An almost identical method is used to produce glass fiber. Heated glass is fed into a spinner that rotates at high speeds. The lower edge of the spinner features numerous tiny holes. As the spinner rotates, the molten glass is forced through the mesh of holes, exiting as filaments that cool upon contact with the air. The cooled filaments are then collected as mats of entangled fibers which are subsequently formed into continuous rolls called ‘blankets’, or into pre-cut shapes, usually squareshaped slabs called ‘batts’. Two of the best-known applications for glass fiber are thermal and sound insulation, made possible by glass fiber’s extremely high ratio of surface area to weight.
Two factors are especially critical for successful glass fiberizing. First, the molten glass must be fed at the correct rate into the rotary spinner. Second, the molten glass must be consistently maintained at the correct temperature. Unwanted temperature fluctuations, for example, can result in inconsistent fiber characteristics, which in turn compromise the insulation capabilities of the final product. However, maintaining a stable temperature is extremely challenging—especially at the approximately 1,400°C typical of glass fiberizing. Fortunately, maintaining a stable temperature is one of the main features of induction heating, which is why induction is widely used in the glass fiberizing industry.
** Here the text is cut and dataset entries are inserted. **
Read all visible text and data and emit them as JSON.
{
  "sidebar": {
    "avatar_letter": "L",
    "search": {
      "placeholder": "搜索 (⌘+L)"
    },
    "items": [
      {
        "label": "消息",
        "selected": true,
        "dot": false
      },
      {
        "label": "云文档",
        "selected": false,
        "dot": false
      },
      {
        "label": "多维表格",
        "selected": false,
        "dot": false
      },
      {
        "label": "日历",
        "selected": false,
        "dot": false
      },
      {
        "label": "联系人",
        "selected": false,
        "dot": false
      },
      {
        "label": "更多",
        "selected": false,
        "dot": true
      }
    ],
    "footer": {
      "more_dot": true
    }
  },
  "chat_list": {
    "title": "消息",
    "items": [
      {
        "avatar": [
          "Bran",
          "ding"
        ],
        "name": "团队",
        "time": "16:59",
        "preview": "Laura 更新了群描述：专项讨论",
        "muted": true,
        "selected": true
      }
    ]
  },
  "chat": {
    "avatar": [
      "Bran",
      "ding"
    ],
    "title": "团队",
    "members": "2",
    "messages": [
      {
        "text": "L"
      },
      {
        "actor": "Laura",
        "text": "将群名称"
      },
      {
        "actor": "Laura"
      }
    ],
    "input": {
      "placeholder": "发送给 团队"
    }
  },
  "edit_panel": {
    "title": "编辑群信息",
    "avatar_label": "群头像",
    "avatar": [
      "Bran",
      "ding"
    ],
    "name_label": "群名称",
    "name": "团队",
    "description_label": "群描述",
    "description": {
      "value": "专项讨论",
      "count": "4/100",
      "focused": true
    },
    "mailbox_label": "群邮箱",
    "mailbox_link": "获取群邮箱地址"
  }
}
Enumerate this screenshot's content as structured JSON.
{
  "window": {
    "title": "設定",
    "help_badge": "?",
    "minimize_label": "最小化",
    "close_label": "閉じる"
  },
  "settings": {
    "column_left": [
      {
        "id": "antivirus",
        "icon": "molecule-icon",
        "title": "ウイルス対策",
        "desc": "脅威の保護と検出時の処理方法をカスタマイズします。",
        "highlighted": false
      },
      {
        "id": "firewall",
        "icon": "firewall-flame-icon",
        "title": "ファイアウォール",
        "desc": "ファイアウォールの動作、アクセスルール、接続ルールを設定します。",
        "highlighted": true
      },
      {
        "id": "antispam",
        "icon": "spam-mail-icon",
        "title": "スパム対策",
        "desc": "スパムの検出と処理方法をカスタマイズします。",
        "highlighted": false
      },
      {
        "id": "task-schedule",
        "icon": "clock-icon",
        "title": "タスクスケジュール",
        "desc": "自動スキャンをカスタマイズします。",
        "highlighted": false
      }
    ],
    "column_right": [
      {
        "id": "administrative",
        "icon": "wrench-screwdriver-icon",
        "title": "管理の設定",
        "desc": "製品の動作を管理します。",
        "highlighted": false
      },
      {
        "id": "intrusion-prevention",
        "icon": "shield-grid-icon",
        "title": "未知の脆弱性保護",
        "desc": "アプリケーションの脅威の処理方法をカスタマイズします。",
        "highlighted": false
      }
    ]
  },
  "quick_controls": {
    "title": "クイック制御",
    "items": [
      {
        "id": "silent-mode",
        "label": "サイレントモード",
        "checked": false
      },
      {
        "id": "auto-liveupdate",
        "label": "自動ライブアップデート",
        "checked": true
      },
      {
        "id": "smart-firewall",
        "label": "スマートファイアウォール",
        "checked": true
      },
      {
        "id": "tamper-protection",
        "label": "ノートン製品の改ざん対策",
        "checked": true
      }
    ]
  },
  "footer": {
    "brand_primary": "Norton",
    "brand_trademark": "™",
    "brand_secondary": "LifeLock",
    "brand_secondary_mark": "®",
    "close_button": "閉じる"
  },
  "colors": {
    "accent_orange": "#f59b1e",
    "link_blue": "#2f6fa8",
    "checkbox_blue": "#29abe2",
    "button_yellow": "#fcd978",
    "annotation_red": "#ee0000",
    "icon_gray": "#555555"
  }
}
EFD Induction glass fiberizing systems typically include: a Sinac converter, a matching station specially tuned for glass fiber spinners, concrete-insulated induction coils and a cooling unit. The EFD Induction Sinacs used for glass fiberizing are usually in the 50-100 kW power range, but much higher ratings are of course available. Medium frequencies are common for this application, typically up to 10 kHz. But as the Sinac features IGBT transistors and EFD Induction’s patented switching technology, the Sinac can operate at frequencies up to 200 kHz. The power supply chosen for glass fiberizing is usually determined by the diameter of the spinner plate.
Growing concerns about global climate change— plus spiraling energy costs for consumers—have helped generate strong demand for thermal insulation materials, particularly for the proven method of glass fiber. Many governments even offer subsidies or other incentives for house owners to retrofit their properties with glass fiber insulation. Demand for glass fiber has also been driven by a growing awareness of the importance of quiet indoor climates. Another driving force has been the regeneration of city centers, and the vogue for dense city living, with urban dwellers opting to live in apartment buildings. EFD Induction has developed specialist expertise to meet this growing demand for glass fiberizing. In fact, our glass fiberizing solutions can be found in Finland, France, Germany, India, Italy, Kuwait, Norway, Poland, Russia, Spain, Sweden, Switzerland and Turkey.
Philippe Derain, Export Sales Manager at EFD Induction in France, explains the art and science of glass fiberizing.